__Goal of the exercise__
Search the data for the string "title" and extract every line where it appears.

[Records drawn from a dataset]

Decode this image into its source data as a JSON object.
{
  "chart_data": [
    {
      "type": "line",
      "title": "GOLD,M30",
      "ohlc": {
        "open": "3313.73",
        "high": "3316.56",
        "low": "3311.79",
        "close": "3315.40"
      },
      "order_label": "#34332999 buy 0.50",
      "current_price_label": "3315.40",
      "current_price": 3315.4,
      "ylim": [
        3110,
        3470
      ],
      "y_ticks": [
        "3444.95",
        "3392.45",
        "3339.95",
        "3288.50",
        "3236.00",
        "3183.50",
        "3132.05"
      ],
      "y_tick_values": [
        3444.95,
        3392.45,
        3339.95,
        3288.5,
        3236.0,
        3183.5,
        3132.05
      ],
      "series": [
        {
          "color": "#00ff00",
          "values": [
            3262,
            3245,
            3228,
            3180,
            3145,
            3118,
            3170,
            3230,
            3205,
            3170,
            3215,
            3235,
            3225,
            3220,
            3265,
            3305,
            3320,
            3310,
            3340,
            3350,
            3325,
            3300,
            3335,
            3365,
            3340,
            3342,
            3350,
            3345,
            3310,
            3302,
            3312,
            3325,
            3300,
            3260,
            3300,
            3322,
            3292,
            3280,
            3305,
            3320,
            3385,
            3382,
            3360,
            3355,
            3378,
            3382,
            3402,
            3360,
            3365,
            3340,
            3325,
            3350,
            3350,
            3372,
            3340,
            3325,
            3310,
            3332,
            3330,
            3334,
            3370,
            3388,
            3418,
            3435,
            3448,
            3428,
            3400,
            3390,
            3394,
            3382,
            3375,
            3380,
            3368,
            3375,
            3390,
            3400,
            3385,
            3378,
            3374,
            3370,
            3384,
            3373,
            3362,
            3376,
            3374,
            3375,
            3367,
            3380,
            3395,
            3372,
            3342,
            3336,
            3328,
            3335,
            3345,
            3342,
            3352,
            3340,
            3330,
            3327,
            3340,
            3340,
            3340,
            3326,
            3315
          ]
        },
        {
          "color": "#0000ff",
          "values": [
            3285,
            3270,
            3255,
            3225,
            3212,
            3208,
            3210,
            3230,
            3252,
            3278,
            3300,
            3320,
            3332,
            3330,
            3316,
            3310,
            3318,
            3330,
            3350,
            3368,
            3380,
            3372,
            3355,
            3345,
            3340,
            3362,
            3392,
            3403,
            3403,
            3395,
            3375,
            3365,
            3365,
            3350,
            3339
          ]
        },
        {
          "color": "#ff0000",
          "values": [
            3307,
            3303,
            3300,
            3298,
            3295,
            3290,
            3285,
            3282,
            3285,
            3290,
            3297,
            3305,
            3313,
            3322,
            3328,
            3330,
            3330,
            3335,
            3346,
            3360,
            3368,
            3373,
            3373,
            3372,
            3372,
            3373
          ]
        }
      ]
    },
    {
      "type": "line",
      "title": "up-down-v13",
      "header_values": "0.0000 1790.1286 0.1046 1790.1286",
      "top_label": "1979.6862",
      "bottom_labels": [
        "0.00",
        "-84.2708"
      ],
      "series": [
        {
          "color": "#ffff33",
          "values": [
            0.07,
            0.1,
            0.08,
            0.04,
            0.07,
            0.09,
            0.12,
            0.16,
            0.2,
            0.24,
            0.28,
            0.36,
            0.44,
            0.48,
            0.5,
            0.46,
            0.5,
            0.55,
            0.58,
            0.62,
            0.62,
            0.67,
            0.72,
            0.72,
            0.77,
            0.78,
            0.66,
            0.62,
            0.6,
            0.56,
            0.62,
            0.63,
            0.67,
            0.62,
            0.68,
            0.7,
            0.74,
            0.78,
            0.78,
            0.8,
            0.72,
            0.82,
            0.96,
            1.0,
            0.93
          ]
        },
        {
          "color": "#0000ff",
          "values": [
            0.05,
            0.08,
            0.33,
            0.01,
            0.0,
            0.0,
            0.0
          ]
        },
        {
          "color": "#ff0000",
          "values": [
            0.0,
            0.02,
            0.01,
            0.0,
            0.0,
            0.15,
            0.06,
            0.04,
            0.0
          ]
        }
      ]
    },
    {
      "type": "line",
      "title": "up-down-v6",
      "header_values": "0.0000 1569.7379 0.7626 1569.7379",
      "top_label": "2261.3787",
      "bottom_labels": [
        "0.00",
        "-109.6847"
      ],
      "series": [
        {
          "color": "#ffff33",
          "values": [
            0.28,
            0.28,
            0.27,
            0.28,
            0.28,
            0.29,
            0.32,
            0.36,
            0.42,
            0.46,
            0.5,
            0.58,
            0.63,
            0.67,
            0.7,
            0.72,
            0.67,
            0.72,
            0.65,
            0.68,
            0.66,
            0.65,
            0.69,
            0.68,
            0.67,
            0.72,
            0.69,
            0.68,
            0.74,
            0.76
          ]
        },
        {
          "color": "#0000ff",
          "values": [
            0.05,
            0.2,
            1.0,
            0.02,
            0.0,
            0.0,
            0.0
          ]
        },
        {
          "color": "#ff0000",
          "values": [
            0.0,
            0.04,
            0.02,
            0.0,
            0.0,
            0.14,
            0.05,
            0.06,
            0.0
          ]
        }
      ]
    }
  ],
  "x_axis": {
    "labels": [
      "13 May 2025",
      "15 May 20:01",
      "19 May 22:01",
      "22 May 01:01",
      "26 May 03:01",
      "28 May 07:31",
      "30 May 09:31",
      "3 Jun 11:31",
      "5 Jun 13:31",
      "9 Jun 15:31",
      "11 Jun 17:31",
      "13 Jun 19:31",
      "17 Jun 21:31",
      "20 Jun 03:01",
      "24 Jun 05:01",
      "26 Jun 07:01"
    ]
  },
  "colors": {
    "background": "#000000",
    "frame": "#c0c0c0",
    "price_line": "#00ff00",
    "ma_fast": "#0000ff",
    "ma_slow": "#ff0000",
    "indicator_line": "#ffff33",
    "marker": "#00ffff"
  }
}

__Finished task__
      "title": "GOLD,M30",
      "title": "up-down-v13",
      "title": "up-down-v6",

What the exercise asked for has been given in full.